** Extracted material follows **
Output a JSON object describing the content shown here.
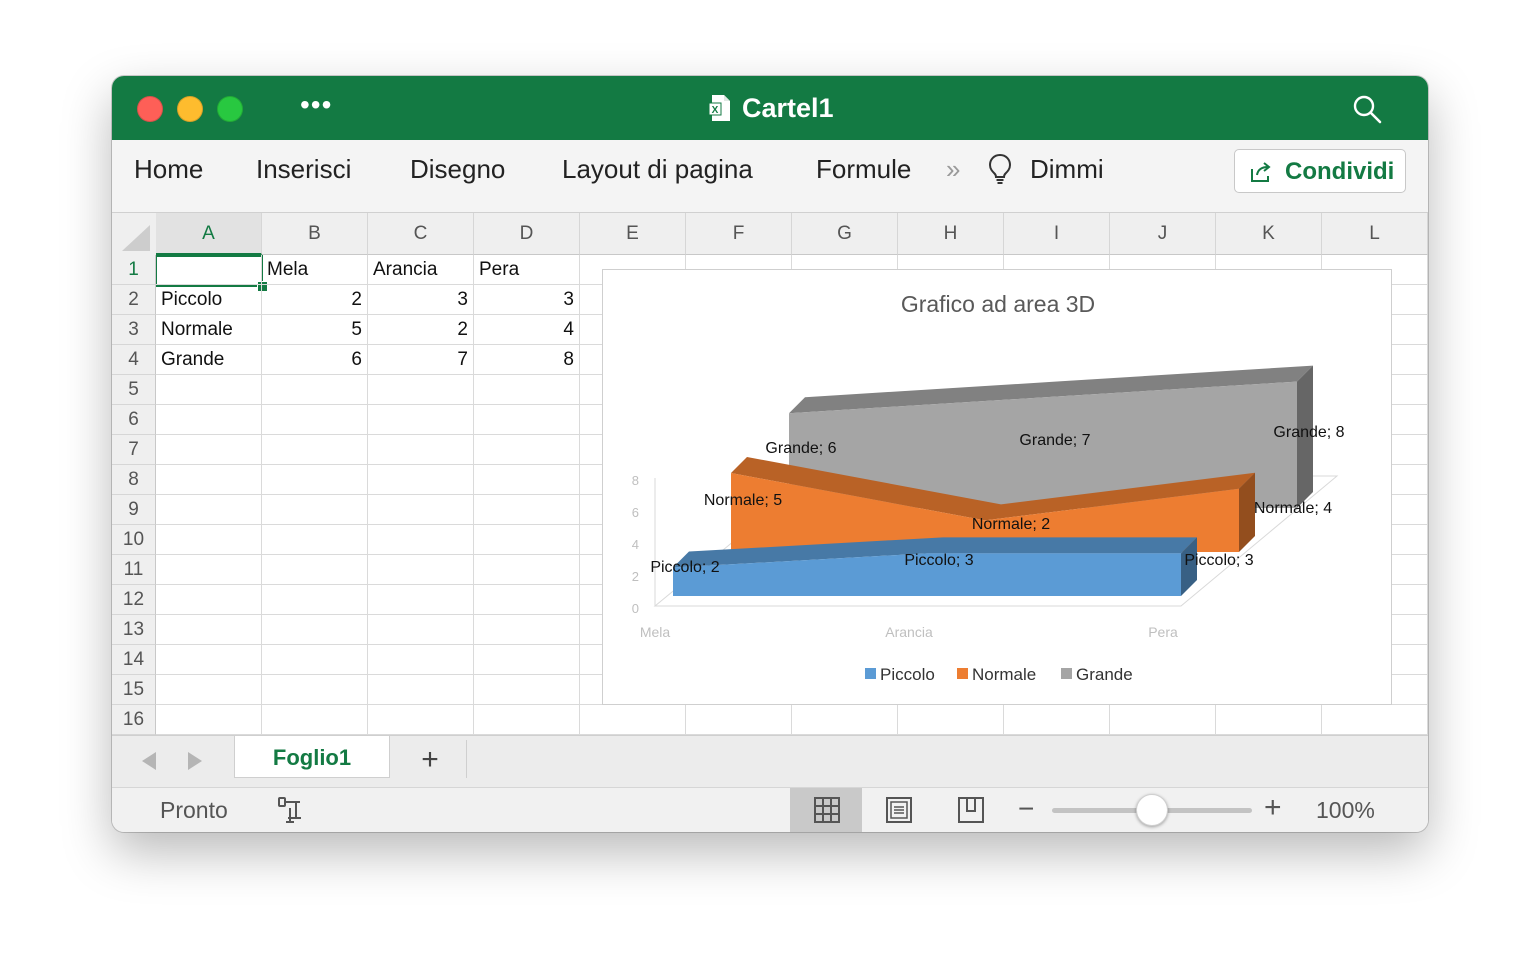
{
  "window": {
    "title": "Cartel1"
  },
  "ribbon": {
    "tabs": [
      "Home",
      "Inserisci",
      "Disegno",
      "Layout di pagina",
      "Formule"
    ],
    "tell_me": "Dimmi",
    "share_label": "Condividi"
  },
  "sheet": {
    "columns": [
      "A",
      "B",
      "C",
      "D",
      "E",
      "F",
      "G",
      "H",
      "I",
      "J",
      "K",
      "L"
    ],
    "rows": [
      "1",
      "2",
      "3",
      "4",
      "5",
      "6",
      "7",
      "8",
      "9",
      "10",
      "11",
      "12",
      "13",
      "14",
      "15",
      "16"
    ],
    "cells": {
      "A1": "",
      "B1": "Mela",
      "C1": "Arancia",
      "D1": "Pera",
      "A2": "Piccolo",
      "B2": "2",
      "C2": "3",
      "D2": "3",
      "A3": "Normale",
      "B3": "5",
      "C3": "2",
      "D3": "4",
      "A4": "Grande",
      "B4": "6",
      "C4": "7",
      "D4": "8"
    },
    "active_cell": "A1"
  },
  "chart_data": {
    "type": "area",
    "title": "Grafico ad area 3D",
    "categories": [
      "Mela",
      "Arancia",
      "Pera"
    ],
    "series": [
      {
        "name": "Piccolo",
        "values": [
          2,
          3,
          3
        ],
        "color": "#5b9bd5"
      },
      {
        "name": "Normale",
        "values": [
          5,
          2,
          4
        ],
        "color": "#ed7d31"
      },
      {
        "name": "Grande",
        "values": [
          6,
          7,
          8
        ],
        "color": "#a5a5a5"
      }
    ],
    "yticks": [
      "0",
      "2",
      "4",
      "6",
      "8"
    ],
    "ylim": [
      0,
      8
    ],
    "legend_position": "bottom",
    "data_labels": true
  },
  "sheet_tabs": {
    "active": "Foglio1",
    "add": "+"
  },
  "status": {
    "text": "Pronto",
    "zoom": "100%"
  }
}
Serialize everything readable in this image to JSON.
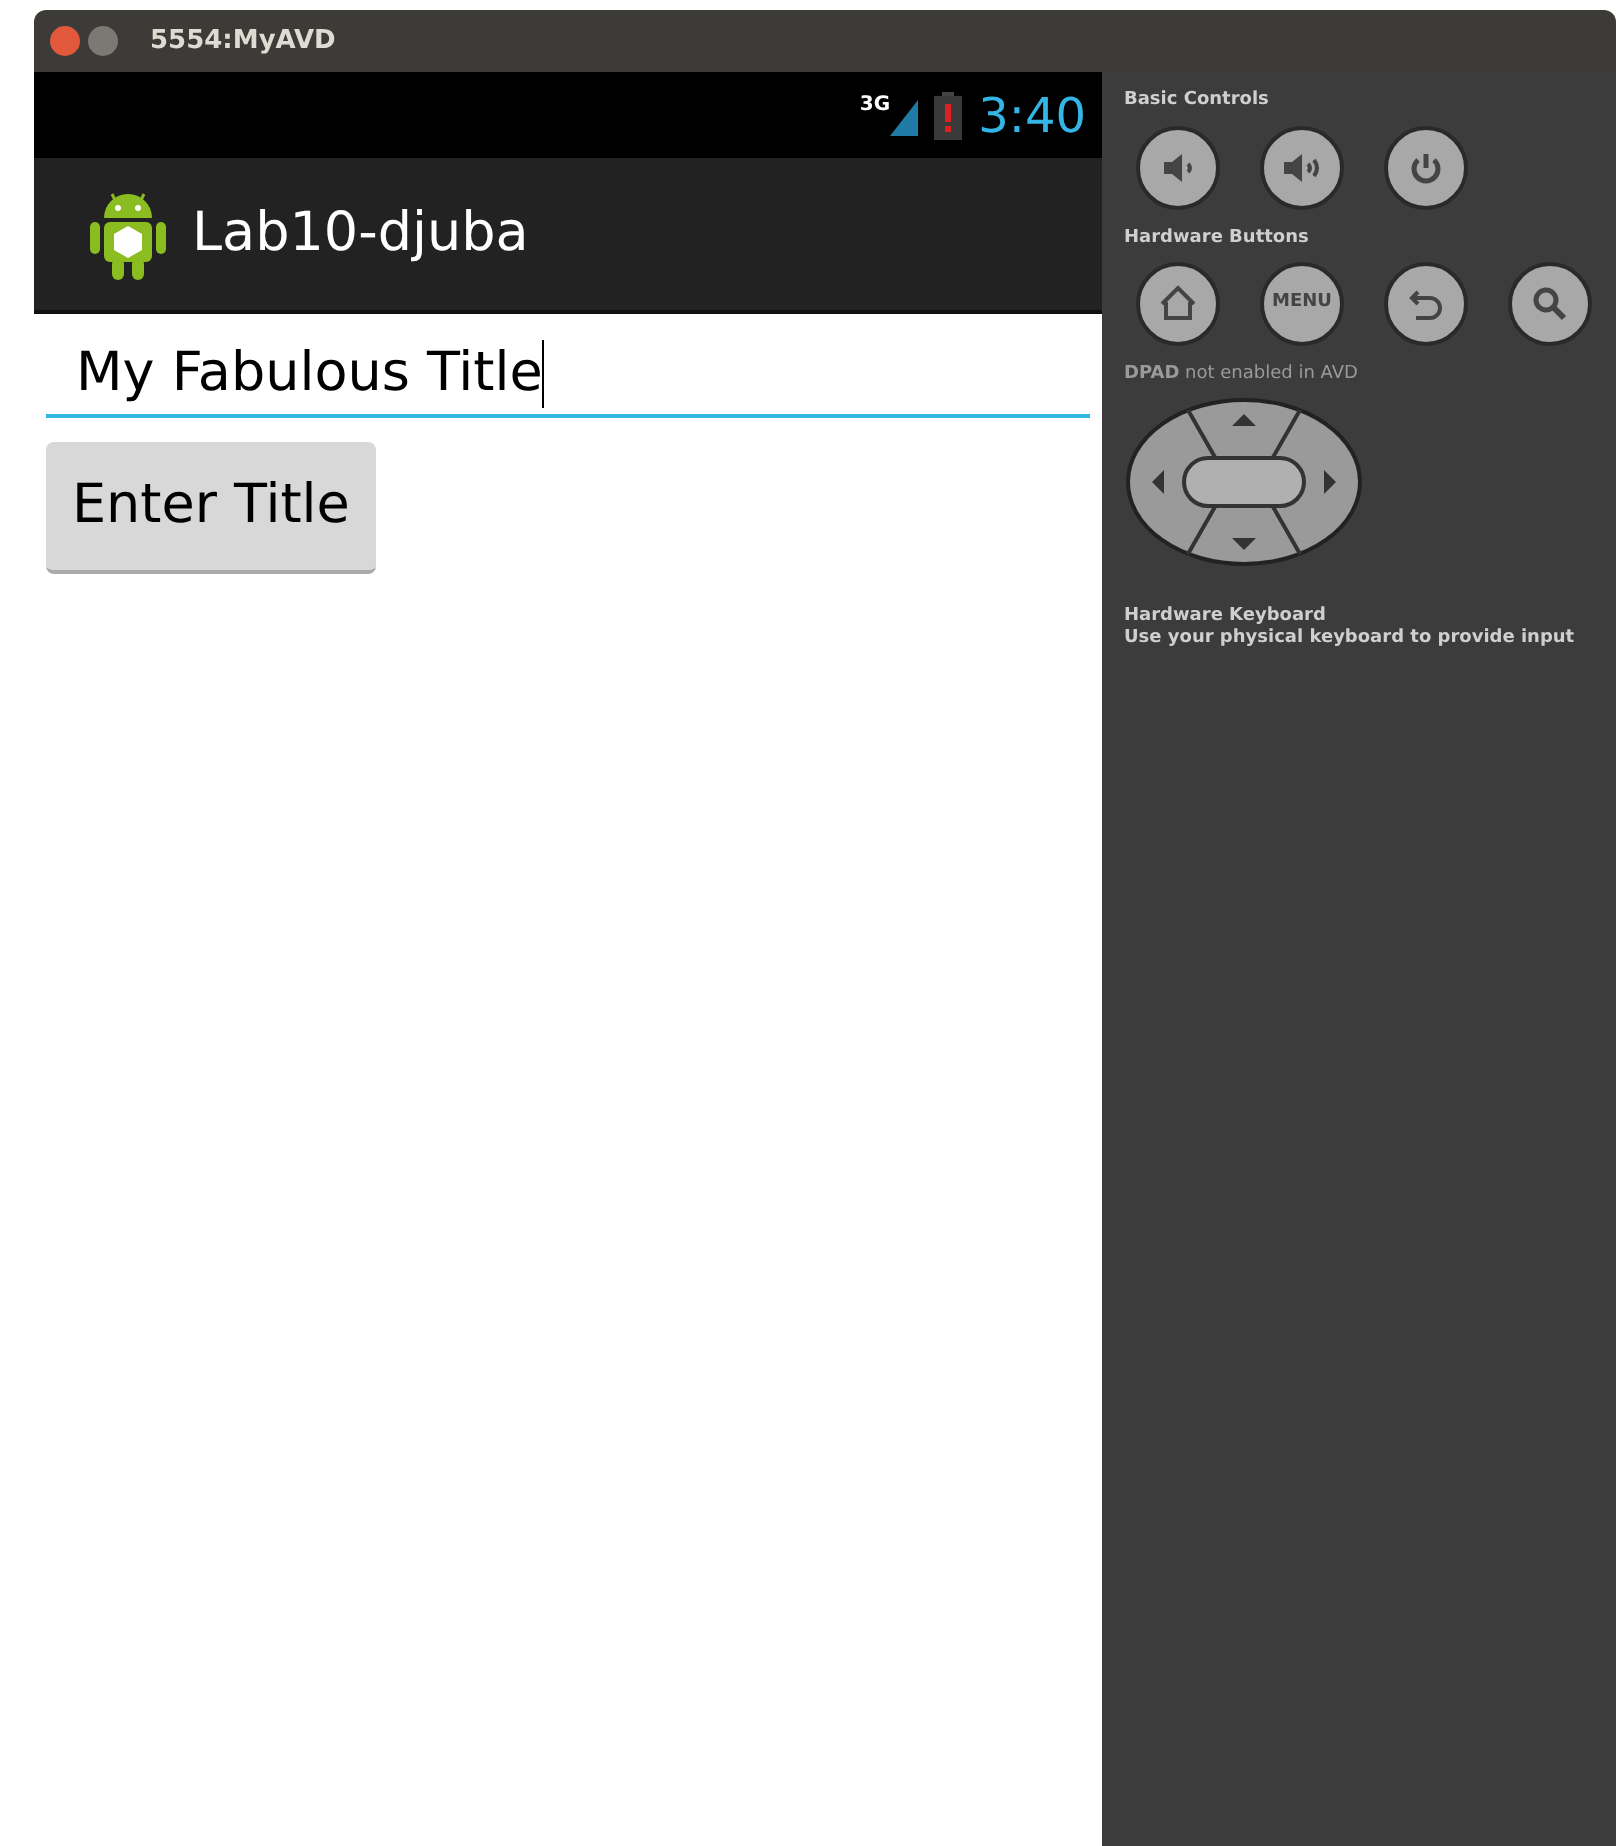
{
  "window": {
    "title": "5554:MyAVD"
  },
  "status_bar": {
    "network": "3G",
    "time": "3:40"
  },
  "action_bar": {
    "title": "Lab10-djuba"
  },
  "form": {
    "title_field": {
      "value": "My Fabulous Title",
      "focused": true
    },
    "button": "Enter Title"
  },
  "controls": {
    "basic_heading": "Basic Controls",
    "basic_buttons": [
      {
        "kind": "volume-down"
      },
      {
        "kind": "volume-up"
      },
      {
        "kind": "power"
      }
    ],
    "hardware_heading": "Hardware Buttons",
    "hardware_buttons": [
      {
        "kind": "home"
      },
      {
        "kind": "text",
        "label": "MENU"
      },
      {
        "kind": "back"
      },
      {
        "kind": "search"
      }
    ],
    "dpad_note": "**DPAD** not enabled in AVD",
    "keyboard_heading": "Hardware Keyboard",
    "keyboard_note": "Use your physical keyboard to provide input"
  }
}
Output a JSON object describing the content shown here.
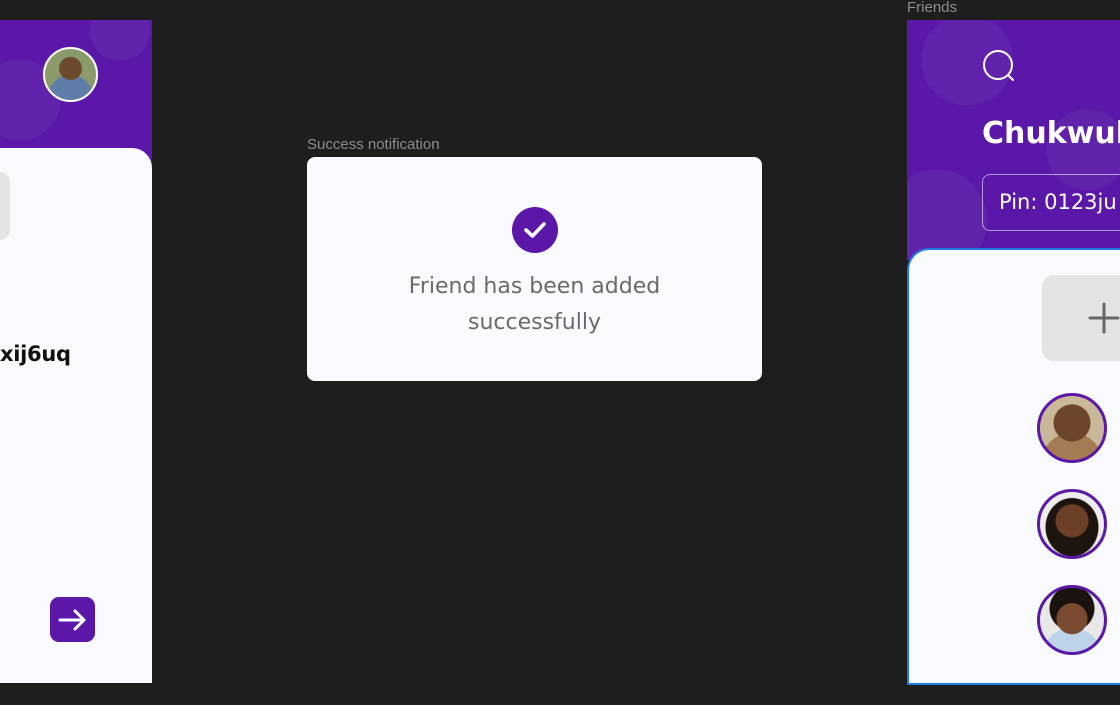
{
  "left_frame": {
    "pin_text": "xij6uq"
  },
  "notification": {
    "frame_label": "Success notification",
    "message": "Friend has been added successfully"
  },
  "friends_frame": {
    "frame_label": "Friends",
    "name": "Chukwul",
    "pin": "Pin: 0123ju",
    "friends": [
      {
        "avatar": "friend-avatar-1"
      },
      {
        "avatar": "friend-avatar-2"
      },
      {
        "avatar": "friend-avatar-3"
      }
    ]
  },
  "colors": {
    "canvas": "#1e1e1e",
    "brand_purple": "#5a17a8",
    "card_bg": "#f9fafe",
    "selection_blue": "#1f7ae0",
    "muted_text": "#6a6a6a"
  },
  "icons": {
    "check": "check-circle-icon",
    "search": "search-icon",
    "add": "plus-icon",
    "next": "arrow-right-icon"
  }
}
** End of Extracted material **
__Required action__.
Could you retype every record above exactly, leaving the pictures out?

__Written answer__.
Output a JSON object describing the content shown here.
{
  "window": {
    "title": "Cartel1"
  },
  "ribbon": {
    "tabs": [
      "Home",
      "Inserisci",
      "Disegno",
      "Layout di pagina",
      "Formule"
    ],
    "tell_me": "Dimmi",
    "share_label": "Condividi"
  },
  "sheet": {
    "columns": [
      "A",
      "B",
      "C",
      "D",
      "E",
      "F",
      "G",
      "H",
      "I",
      "J",
      "K",
      "L"
    ],
    "rows": [
      "1",
      "2",
      "3",
      "4",
      "5",
      "6",
      "7",
      "8",
      "9",
      "10",
      "11",
      "12",
      "13",
      "14",
      "15",
      "16"
    ],
    "cells": {
      "A1": "",
      "B1": "Mela",
      "C1": "Arancia",
      "D1": "Pera",
      "A2": "Piccolo",
      "B2": "2",
      "C2": "3",
      "D2": "3",
      "A3": "Normale",
      "B3": "5",
      "C3": "2",
      "D3": "4",
      "A4": "Grande",
      "B4": "6",
      "C4": "7",
      "D4": "8"
    },
    "active_cell": "A1"
  },
  "chart_data": {
    "type": "area",
    "title": "Grafico ad area 3D",
    "categories": [
      "Mela",
      "Arancia",
      "Pera"
    ],
    "series": [
      {
        "name": "Piccolo",
        "values": [
          2,
          3,
          3
        ],
        "color": "#5b9bd5"
      },
      {
        "name": "Normale",
        "values": [
          5,
          2,
          4
        ],
        "color": "#ed7d31"
      },
      {
        "name": "Grande",
        "values": [
          6,
          7,
          8
        ],
        "color": "#a5a5a5"
      }
    ],
    "yticks": [
      "0",
      "2",
      "4",
      "6",
      "8"
    ],
    "ylim": [
      0,
      8
    ],
    "legend_position": "bottom",
    "data_labels": true
  },
  "sheet_tabs": {
    "active": "Foglio1",
    "add": "+"
  },
  "status": {
    "text": "Pronto",
    "zoom": "100%"
  }
}
Serialize everything readable in this image to JSON.
{
  "window": {
    "title": "5554:MyAVD"
  },
  "status_bar": {
    "network": "3G",
    "time": "3:40"
  },
  "action_bar": {
    "title": "Lab10-djuba"
  },
  "form": {
    "title_field": {
      "value": "My Fabulous Title",
      "focused": true
    },
    "button": "Enter Title"
  },
  "controls": {
    "basic_heading": "Basic Controls",
    "basic_buttons": [
      {
        "kind": "volume-down"
      },
      {
        "kind": "volume-up"
      },
      {
        "kind": "power"
      }
    ],
    "hardware_heading": "Hardware Buttons",
    "hardware_buttons": [
      {
        "kind": "home"
      },
      {
        "kind": "text",
        "label": "MENU"
      },
      {
        "kind": "back"
      },
      {
        "kind": "search"
      }
    ],
    "dpad_note": "**DPAD** not enabled in AVD",
    "keyboard_heading": "Hardware Keyboard",
    "keyboard_note": "Use your physical keyboard to provide input"
  }
}
Output a JSON object describing the content shown here.
{
  "left_frame": {
    "pin_text": "xij6uq"
  },
  "notification": {
    "frame_label": "Success notification",
    "message": "Friend has been added successfully"
  },
  "friends_frame": {
    "frame_label": "Friends",
    "name": "Chukwul",
    "pin": "Pin: 0123ju",
    "friends": [
      {
        "avatar": "friend-avatar-1"
      },
      {
        "avatar": "friend-avatar-2"
      },
      {
        "avatar": "friend-avatar-3"
      }
    ]
  },
  "colors": {
    "canvas": "#1e1e1e",
    "brand_purple": "#5a17a8",
    "card_bg": "#f9fafe",
    "selection_blue": "#1f7ae0",
    "muted_text": "#6a6a6a"
  },
  "icons": {
    "check": "check-circle-icon",
    "search": "search-icon",
    "add": "plus-icon",
    "next": "arrow-right-icon"
  }
}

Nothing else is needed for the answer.